Latest news & insights

Readying for Impact – Fintech in Latin America post Covid

Over 1300 fintech firms, 3 fintech hubs among the world’s 40 leading ecosystems globally, and some of the world’s highest rates of fintech adoption Latin America’s fintech scene has boomed over the last 3 years – but what impact will Covid-19 have on its future? 

The world keeps spinning and at Findexable it definitely hasn’t stopped these last few weeks. We’re getting stories and updates from our network of partners across the world about the challenges they’re facing and the strategies they’re deploying to face up to them.

In addition to our webinars on merchant payments in Africa, views on shifting patterns of globalisation and our Advisor and CFO’s perspective on the hard decisions to take now to weather the storm we’re turning to Latin America where our regional Ambassador sends us his report on how fintech is  responding to the corona-crisis.

Flag 1: Flag carriers: Fintech adoption in Latin America – EY Global Fintech Adoption Index 2019

How is coronavirus affecting Latam fintech?

It’s still early but with the region anticipating the potential for the largest recession in 50 years – our expectation is for a broad range of direct and indirect impacts similar to other regional start-up sectors:

  1. Weaker business conditions leading to lower demand – affecting fintech operating performance
  2. Funding conditions and regional growth may weaken leading to longer runways and higher cash needs
  3. More limited exit options and the end of an era of cheap capital?

Flag 2: Big and growing: Latin America fact-file

These broader impacts are likely to play out in different ways across individual fintech segments:

Challenger Banks.

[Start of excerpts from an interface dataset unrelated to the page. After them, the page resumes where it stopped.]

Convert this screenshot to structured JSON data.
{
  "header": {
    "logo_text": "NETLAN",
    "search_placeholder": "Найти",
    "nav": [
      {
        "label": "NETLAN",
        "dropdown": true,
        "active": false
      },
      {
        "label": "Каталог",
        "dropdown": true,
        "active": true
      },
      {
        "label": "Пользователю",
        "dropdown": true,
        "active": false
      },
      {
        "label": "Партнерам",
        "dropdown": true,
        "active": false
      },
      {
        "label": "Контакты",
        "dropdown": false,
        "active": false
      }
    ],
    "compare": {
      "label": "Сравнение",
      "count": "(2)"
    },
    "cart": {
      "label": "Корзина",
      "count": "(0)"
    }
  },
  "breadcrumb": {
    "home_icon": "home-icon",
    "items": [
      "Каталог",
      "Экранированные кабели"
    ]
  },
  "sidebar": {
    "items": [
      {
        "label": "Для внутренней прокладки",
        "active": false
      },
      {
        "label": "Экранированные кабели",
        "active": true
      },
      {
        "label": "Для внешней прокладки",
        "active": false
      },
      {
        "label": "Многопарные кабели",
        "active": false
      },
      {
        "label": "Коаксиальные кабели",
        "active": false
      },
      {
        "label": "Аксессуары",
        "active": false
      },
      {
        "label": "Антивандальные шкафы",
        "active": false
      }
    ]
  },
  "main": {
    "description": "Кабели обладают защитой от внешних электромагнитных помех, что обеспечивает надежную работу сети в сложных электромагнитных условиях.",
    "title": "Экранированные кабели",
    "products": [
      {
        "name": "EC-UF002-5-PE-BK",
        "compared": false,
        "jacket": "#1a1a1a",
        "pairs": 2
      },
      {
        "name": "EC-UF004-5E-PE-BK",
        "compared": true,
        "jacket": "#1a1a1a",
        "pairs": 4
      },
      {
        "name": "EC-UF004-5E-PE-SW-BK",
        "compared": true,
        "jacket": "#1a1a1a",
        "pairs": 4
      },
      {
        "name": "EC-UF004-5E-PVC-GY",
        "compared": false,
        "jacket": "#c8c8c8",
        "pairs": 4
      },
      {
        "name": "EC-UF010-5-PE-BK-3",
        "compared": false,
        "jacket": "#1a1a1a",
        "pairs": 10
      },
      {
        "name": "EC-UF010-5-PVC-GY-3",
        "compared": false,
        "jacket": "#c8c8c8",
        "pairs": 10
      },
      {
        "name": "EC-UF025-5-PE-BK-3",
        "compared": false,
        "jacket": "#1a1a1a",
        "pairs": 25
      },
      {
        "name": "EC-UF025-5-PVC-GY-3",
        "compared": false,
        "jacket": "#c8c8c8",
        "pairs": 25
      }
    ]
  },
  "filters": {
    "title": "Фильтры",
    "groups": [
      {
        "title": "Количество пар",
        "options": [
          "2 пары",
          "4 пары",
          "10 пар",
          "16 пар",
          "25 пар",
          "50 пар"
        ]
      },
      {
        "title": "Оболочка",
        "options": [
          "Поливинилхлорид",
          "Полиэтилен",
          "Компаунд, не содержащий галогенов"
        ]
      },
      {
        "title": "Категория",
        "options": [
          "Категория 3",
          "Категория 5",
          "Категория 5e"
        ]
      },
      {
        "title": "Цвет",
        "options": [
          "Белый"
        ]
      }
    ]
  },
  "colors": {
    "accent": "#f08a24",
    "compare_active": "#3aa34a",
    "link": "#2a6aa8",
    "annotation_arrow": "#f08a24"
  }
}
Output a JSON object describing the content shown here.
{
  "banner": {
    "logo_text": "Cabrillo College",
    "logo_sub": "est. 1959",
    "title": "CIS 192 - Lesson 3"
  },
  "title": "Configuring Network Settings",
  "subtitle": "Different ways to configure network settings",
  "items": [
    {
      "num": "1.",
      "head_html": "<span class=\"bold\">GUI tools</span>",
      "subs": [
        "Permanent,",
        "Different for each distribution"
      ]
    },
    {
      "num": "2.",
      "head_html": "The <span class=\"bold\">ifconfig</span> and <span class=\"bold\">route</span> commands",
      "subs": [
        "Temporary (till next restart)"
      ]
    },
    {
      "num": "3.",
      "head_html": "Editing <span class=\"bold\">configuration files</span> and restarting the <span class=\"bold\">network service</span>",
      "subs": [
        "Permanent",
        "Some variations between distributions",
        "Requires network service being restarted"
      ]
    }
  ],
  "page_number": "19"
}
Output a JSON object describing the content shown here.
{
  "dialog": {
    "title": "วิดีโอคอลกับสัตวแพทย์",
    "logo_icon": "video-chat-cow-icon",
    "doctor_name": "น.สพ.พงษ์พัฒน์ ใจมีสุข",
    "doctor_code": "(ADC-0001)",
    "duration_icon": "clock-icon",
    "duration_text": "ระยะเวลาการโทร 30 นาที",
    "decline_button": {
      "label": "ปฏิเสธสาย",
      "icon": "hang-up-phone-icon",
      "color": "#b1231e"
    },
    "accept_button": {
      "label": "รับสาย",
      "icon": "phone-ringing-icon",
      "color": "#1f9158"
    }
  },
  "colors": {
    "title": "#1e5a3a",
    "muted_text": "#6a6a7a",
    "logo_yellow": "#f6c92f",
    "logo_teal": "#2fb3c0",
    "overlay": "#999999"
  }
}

No more growth at any cost: Reduced business activity against higher demand for digital interactions as customers have restricted mobility and can’t access bank branches will lead to an urgent need to monetise customer acquisition costs.

Online Lending. The first litmus test for new risk models:  Lower net interest margins = less volume. With default rates rising, the impact will be felt more severely by lenders focusing on SME customers. Data innovations and algorithmic underwriting of loans will be tested in the open for the first time.

Payments & transactions: Dampening but not dying:  Decrease in financial activity against growth in non-financial services.

Institutional capital markets. Growing, growing. Gone: Top-line growth at all cost” is gone, no more cheap VC capital to drive customer growth. Are risk and cash the new kings?

InsurTechs. An idea whose timing is coming? Expect a demand boost for life, health, and business disruption coverage.

Flag 3: Viva fintech! Latin America fintech by numbers

Fintech after Covid?

As the next 6 months unfold there will be a tug-of-war between the two ends of the fintech equation – the strengths of the sector’s digital heritage v the realities of smaller companies battling in a weak economy.

A regional and global ‘bump to digital’ will accelerate some opportunities while a flight to security may tempt some customers back to their banks. Whatever the outcome, fintech’s innate strengths pair well with the shifts in consumer and business behaviour we’re likely to see last well beyond the outbreak:

  1. Digital by design – shifting to remote work environments
  2. Fintech makes self-isolation possible (even livable)
  3. Regional ramping up of tech capabilities and digital adoption
  4. Lack of credit and liquidity from traditional sources feeds fintech market potential

Latin America’s progress in developing thriving fintech ecosystems won’t disappear but it will be severely tested in the months ahead.

Stay informed. For more information and insight – join our global briefings series over the next few weeks as we talk to fintech founders, ecosystem partners and institutions on the impact of coronavirus, and what comes next. Download the The Global Fintech Index 2020 City Rankings on